  4. Keep them watered. While you sure don’t want to flood your dahlias (most plants don’t like having wet feet), keeping the soil moist will ensure your plants have food to grow.
  5. Dig up the tubers in the fall if you live in a cold area. Dahlias are hardy in warm areas, but won’t survive in the ground in an area that gets below 20 degrees Fahrenheit. I leave mine in the ground, but I also live in zone 9. We got a hard frost a few years ago and it was like the world was ending.


My mom bought me this dahlia last year when she came out to help with the baby. Now when it blooms, I think of her.



Wine: Because What Else Would You Do With Fruit Trees?

I saw a t-shirt once that said, “Wine is proof that God loves us,” and while I’m not a believer, I did get quite a chuckle. When we moved to our property, we were excited to have fruit trees, specifically apple trees to make cider. Unfortunately, since the trees hadn’t been pruned in a decade, we didn’t get much fruit from the trees.

plums in buckets

Not deterred, we pruned our apple and plum trees at the end of the season and waited for the next year. As a result, our harvest increased last year and we made delicious plum wine, plum cider and apple cider.

So far this year, we’ve had a bumper crop of plums, so we’ve started the process of making plum wine. We’ve pressed 60 pound of plums and have keep some of the pulp. We plan to put it in mesh bags and let it steep with the plum juice, water, sugar, tannins, yeasts and other ingredients to create plum wine.

But, why stop there?
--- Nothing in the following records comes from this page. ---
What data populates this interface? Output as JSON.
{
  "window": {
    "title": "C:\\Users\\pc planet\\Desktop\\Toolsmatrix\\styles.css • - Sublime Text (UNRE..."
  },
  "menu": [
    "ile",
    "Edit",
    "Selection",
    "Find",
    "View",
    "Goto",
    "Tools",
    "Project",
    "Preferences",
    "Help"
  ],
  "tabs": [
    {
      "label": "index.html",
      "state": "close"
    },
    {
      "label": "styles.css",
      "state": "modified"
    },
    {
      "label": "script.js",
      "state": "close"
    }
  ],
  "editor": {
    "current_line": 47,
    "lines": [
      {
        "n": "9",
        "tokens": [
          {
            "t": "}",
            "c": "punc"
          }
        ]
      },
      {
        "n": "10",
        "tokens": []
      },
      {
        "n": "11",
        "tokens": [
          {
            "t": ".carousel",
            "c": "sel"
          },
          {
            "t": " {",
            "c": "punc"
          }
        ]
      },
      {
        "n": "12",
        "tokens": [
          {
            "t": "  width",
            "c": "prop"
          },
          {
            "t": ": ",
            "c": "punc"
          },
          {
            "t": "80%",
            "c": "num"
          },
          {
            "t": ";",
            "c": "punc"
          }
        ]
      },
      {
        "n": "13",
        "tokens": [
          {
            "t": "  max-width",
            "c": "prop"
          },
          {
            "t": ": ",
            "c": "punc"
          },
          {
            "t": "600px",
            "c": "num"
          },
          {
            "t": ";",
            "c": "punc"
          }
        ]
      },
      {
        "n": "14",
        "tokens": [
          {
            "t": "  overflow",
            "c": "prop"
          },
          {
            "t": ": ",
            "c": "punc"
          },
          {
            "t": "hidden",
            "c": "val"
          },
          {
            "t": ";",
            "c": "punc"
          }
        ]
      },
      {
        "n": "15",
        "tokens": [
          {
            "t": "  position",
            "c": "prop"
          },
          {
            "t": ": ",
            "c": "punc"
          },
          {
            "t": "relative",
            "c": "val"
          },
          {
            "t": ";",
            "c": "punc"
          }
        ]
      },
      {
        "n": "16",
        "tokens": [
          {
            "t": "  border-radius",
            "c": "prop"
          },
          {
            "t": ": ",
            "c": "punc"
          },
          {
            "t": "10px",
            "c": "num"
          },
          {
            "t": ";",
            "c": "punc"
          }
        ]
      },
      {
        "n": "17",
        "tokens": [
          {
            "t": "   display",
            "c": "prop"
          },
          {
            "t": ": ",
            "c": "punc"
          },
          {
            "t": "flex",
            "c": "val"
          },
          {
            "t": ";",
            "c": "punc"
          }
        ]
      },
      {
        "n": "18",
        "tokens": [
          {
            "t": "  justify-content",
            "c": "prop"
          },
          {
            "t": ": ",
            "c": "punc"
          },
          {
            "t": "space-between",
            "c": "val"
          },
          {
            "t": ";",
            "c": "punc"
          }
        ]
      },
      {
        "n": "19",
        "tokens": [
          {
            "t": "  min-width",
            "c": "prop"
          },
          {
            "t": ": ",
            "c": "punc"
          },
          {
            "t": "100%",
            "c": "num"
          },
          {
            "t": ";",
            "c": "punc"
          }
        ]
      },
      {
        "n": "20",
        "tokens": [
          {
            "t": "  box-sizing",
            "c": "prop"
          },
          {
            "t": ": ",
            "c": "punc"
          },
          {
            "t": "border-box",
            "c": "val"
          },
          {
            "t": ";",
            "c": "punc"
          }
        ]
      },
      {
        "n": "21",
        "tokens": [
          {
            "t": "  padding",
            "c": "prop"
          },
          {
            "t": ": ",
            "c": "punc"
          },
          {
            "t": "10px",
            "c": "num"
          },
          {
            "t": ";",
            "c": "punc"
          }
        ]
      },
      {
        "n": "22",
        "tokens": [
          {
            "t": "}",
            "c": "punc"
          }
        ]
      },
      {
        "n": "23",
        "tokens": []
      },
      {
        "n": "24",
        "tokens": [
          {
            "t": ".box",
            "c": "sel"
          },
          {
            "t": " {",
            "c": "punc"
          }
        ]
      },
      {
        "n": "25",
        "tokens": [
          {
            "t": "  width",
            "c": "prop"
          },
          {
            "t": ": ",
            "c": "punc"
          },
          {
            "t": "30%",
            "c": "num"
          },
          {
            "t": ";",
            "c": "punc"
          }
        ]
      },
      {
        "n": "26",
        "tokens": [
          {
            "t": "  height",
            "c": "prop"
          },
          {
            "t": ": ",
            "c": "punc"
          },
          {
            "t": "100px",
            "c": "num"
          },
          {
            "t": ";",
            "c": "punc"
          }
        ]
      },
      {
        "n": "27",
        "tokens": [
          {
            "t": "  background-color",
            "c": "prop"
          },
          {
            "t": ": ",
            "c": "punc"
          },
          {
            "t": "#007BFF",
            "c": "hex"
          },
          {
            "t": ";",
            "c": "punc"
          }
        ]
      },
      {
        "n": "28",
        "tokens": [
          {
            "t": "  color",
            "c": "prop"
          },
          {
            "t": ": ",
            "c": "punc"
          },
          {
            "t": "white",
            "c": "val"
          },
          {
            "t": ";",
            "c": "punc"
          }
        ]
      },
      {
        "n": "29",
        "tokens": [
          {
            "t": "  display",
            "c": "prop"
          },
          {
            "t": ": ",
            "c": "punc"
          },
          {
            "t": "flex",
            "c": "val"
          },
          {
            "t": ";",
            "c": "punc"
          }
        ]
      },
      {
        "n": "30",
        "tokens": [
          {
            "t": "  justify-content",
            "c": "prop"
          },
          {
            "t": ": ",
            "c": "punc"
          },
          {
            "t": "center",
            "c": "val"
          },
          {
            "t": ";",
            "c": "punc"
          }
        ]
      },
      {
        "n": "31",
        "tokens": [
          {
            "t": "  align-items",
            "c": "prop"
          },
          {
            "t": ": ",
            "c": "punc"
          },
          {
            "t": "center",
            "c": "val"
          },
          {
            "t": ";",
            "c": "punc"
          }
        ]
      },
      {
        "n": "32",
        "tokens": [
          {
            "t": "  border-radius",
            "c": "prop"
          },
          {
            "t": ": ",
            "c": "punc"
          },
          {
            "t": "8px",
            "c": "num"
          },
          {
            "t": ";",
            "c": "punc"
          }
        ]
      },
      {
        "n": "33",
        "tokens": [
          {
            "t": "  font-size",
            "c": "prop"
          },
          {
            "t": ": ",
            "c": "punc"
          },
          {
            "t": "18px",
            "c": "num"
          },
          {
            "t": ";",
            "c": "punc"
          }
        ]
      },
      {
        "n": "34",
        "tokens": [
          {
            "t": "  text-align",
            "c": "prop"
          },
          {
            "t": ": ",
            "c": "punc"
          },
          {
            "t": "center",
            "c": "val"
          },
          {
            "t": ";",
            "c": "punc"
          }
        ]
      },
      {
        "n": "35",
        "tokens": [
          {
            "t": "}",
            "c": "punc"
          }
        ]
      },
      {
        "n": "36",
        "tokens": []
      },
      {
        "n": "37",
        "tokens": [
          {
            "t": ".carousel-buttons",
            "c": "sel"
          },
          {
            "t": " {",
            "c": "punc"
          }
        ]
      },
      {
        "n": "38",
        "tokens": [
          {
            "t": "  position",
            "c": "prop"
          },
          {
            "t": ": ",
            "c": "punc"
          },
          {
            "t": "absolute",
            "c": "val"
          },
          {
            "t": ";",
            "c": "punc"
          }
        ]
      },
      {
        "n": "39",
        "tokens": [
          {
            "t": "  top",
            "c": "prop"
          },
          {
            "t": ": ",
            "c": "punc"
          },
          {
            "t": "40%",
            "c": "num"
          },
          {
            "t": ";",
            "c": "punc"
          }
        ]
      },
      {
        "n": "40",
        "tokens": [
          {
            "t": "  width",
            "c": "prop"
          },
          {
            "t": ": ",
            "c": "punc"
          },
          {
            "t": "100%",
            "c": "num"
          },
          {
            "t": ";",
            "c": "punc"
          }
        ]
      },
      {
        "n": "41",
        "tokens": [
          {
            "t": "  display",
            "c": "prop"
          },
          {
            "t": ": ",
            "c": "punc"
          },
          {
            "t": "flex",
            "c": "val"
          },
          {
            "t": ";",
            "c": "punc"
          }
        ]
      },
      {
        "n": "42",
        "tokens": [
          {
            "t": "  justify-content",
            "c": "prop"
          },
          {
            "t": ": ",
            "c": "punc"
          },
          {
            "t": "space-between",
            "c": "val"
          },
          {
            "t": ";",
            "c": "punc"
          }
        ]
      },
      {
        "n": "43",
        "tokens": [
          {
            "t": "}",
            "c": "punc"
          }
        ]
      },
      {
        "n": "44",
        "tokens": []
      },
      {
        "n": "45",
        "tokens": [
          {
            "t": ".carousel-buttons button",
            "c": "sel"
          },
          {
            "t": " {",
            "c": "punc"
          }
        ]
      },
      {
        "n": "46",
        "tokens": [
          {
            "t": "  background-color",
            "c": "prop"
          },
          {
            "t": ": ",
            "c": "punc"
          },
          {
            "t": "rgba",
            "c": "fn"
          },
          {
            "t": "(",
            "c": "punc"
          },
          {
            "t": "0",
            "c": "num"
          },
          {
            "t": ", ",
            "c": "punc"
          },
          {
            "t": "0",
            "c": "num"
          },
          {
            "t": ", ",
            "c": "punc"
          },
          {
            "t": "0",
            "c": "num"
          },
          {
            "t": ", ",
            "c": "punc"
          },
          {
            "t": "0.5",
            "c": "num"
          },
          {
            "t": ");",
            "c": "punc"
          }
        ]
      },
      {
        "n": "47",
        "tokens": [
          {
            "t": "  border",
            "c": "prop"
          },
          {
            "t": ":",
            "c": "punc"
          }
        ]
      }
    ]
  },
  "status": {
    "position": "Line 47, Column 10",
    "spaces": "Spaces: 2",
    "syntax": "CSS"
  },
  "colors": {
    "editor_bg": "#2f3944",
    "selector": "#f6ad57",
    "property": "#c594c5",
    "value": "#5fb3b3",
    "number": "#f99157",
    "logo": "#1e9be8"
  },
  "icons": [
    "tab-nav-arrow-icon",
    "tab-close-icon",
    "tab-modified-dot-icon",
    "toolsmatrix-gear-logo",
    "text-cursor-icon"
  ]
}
We have blackberries that are ripening in bushes around our property. I looked up a great recipe for blackberry wine last night. Even our Rainier cherries are ripening and will be ready to pick in the next month—they might make a delicious wine as well.

This year, I added black currants, a pomegranate tree and goji berries to my garden. They would all make excellent wine on their own or mixed with other fruit. At this rate, we’ll have to build a wine cellar.